Here are the juiciest bits from Charles Gasparino’s deep dive into the biggest insider-trading cases of the past half-decade, Circle of Friends: The Massive Federal Crackdown on Insider Trading—and Why the Markets Always Work Against the Little Guy.
1. The Government Is a Big Bully.
Gasparino explicitly says he’s not defending insider trading. But he does argue that the U.S. government wastes resources by pursuing insider trading to the extent it currently does, and that its prosecutors often treat white-collar suspects like mob bosses. When the FBI finally confronted Galleon Group hedge fund billionaire Raj Rajaratnam in 2009, they told him “to look at his children because it could be the last time he’d see them for a long time” and that he should also look at his wife because she’ll have a great time spending his money while he’s in jail. Embarrassed by a failed case in the early 2000s involving Art Samberg, the head of Pequot Capital, prosecutors have pursued a scorched-earth strategy against investors. And since penalties for white-collar crime have gone up in recent years, prosecutors can threaten their prey with sentences that are potentially longer than those given to convicted rapists. The government has also expanded the use of wiretapping—a tactic formerly used to bust Mafiosi and terrorists—to pursue insider traders.
2. Paris Hilton – Market Mover?
When confronted by FBI agents, Rhoomy Kahn, a Silicon Valley–based consultant who peddled insider tips to investors like Rajaratnam, initially claimed that she made a large purchase of Hilton Hotels stock because of Paris Hilton’s exploits were generating an enormous amount of press and investor attention for the company her ancestors founded.

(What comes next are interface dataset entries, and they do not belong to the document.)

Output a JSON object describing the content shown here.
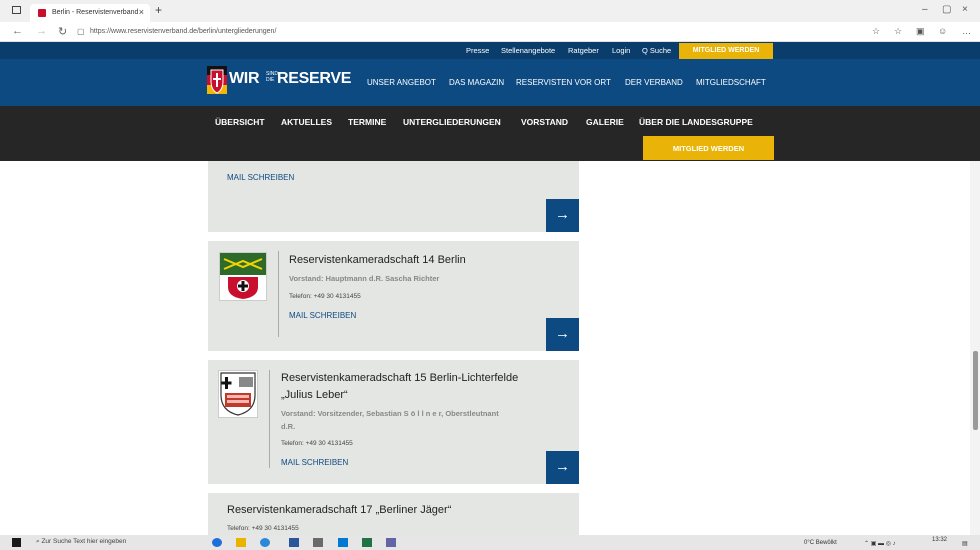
{
  "browser": {
    "tab_title": "Berlin - Reservistenverband",
    "tab_close": "×",
    "new_tab": "+",
    "url": "https://www.reservistenverband.de/berlin/untergliederungen/",
    "win_min": "–",
    "win_max": "▢",
    "win_close": "×"
  },
  "topnav": {
    "items": [
      "Presse",
      "Stellenangebote",
      "Ratgeber",
      "Login"
    ],
    "search": "Q Suche",
    "cta": "MITGLIED WERDEN"
  },
  "logo": {
    "main": "WIR",
    "small_top": "SIND",
    "small_bottom": "DIE",
    "tail": "RESERVE"
  },
  "mainnav": [
    "UNSER ANGEBOT",
    "DAS MAGAZIN",
    "RESERVISTEN VOR ORT",
    "DER VERBAND",
    "MITGLIEDSCHAFT"
  ],
  "subnav": {
    "items": [
      "ÜBERSICHT",
      "AKTUELLES",
      "TERMINE",
      "UNTERGLIEDERUNGEN",
      "VORSTAND",
      "GALERIE",
      "ÜBER DIE LANDESGRUPPE"
    ],
    "cta": "MITGLIED WERDEN"
  },
  "cards": [
    {
      "mail": "MAIL SCHREIBEN",
      "arrow": "→"
    },
    {
      "title": "Reservistenkameradschaft 14 Berlin",
      "vorstand": "Vorstand: Hauptmann d.R. Sascha Richter",
      "telefon": "Telefon: +49 30 4131455",
      "mail": "MAIL SCHREIBEN",
      "arrow": "→"
    },
    {
      "title_line1": "Reservistenkameradschaft 15 Berlin-Lichterfelde",
      "title_line2": "„Julius Leber“",
      "vorstand_line1": "Vorstand: Vorsitzender, Sebastian S ö l l n e r, Oberstleutnant",
      "vorstand_line2": "d.R.",
      "telefon": "Telefon: +49 30 4131455",
      "mail": "MAIL SCHREIBEN",
      "arrow": "→"
    },
    {
      "title": "Reservistenkameradschaft 17 „Berliner Jäger“",
      "telefon": "Telefon: +49 30 4131455"
    }
  ],
  "taskbar": {
    "search_placeholder": "Zur Suche Text hier eingeben",
    "weather": "0°C Bewölkt",
    "time": "13:32"
  },
  "colors": {
    "navy": "#0d4a82",
    "dark_navy": "#0a3d6b",
    "yellow": "#eab308",
    "card_bg": "#e4e6e3",
    "subnav_bg": "#262626"
  }
}
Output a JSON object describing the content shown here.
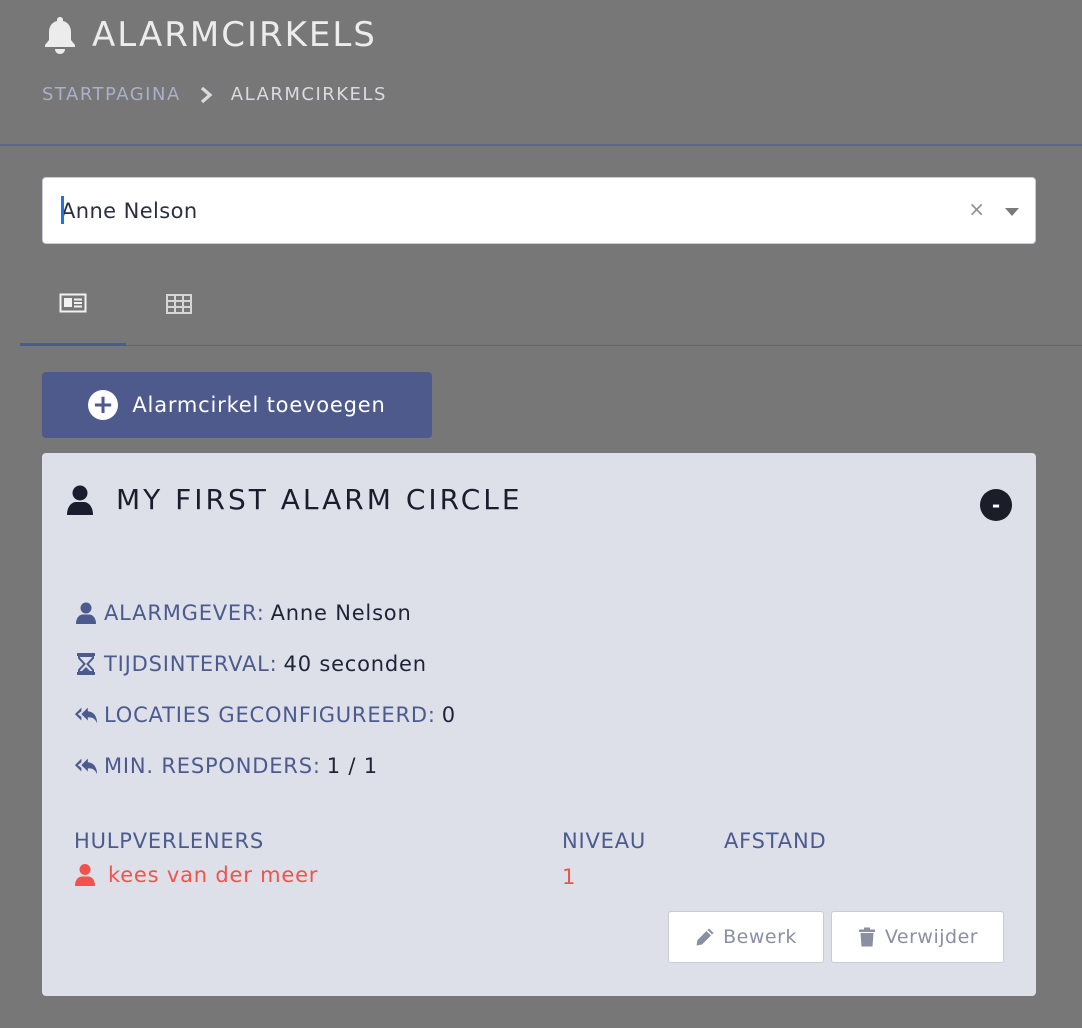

In the end, Kahn copped to making the move on a tip about Blackstone’s takeover from an analyst named Deep Shah.
3. A Seer Foretold Rajaratnam’s Betrayal.
Raj Rajaratnam, founder of the hedge fund Galleon Group, pursued a Wall Street lifestyle. But his sister Vandani became enamored with mysticism. In 2007 she called Rajaratnam and told him that a psychic “told her that a woman with a mole on her face, an Indian woman at that, was going to betray him.” When he was arrested, Rajaratnam remembered that Roomy Kahn, whose cooperation helped the government get a wiretap on Rajaratnam, had a facial mole.
4. FBI Superagents
A large portion of the book focuses on the talented FBI agents Richard Jacobs, David Chaves, B.J. Kang, and David Makol, who are considered among the best at getting targets to flip and turn informant. All four had experience in the fascinating domino effect that happens in insider-trading rings as criminals turn on each other. Chaves and Makol were something out of a buddy cop movie, with Chaves known as the “velvet fist” for his success at extracting information by being nice, while Makol, who is referred to as an “asshole,” was known for surprising targets while out walking the dog or eating at a restaurant. Kang, who worked on Jacobs’s team, was an ice-cold operator who would never yell or intimate the violence that awaited in prison to flip an informant, but rather just simply lay out the choices: a productive life after cooperation compared with a disrupted life if the suspect fought and lost. And Gasparino’s book does a good job detailing the difference between cooperating (potentially no jail time, a fine, and community service) versus not cooperating or pleading not guilty (increased jail time and penalties).
5. What People Do When Confronted
Gasparino details individual reactions when they first are confronted by the FBI. Some people, agents told the author, can’t control their bodily functions. Some plead with the FBI to let them go. Others apparently faint. Some, like Rhoomy Kahn, tell a lot of lies and then burst into tears. David Slaine, a former big-time trader who became one of the FBI’s biggest informants, reacted calmly and acquiesced to the FBI’s demands after assessing the pros and cons. Dani Chiesi, a glamorous trader and Rajaratnam associate, was arrested and paraded in front of cameras sans makeup. And there was in fact somebody who fainted—Anil Kumar, a former McKinsey & Co. executive vice president.
6. Bernard Madoff
Gasparino stresses that insider traders often don’t hurt individuals the way a swindler like Bernard Madoff did. While the SEC and the FBI were devoting prodigious resources to pursuing insider trading at hedge funds, Madoff and his multi-billion-dollar Ponzi scheme went unchecked, despite several encounters with the SEC. Madoff, whose schemes cost investors almost $50 billion, essentially turned himself in. And the reason the SEC offered as to why Madoff had operated for so long unnoticed? The agency’s personnel were stretched too thin.
One of many eye-roll-inducing details that surface about the insider culture of finance was the nickname of a young trader who in his insider-trading circle was known as “Octopussy” because of the number of sources and friends he had (thus no relation to the James Bond villain). Zvi Goffer was the young trader who earned that moniker, and his brash arrogance shocked agents as he was brazenly open with his methods of how to cheat the system.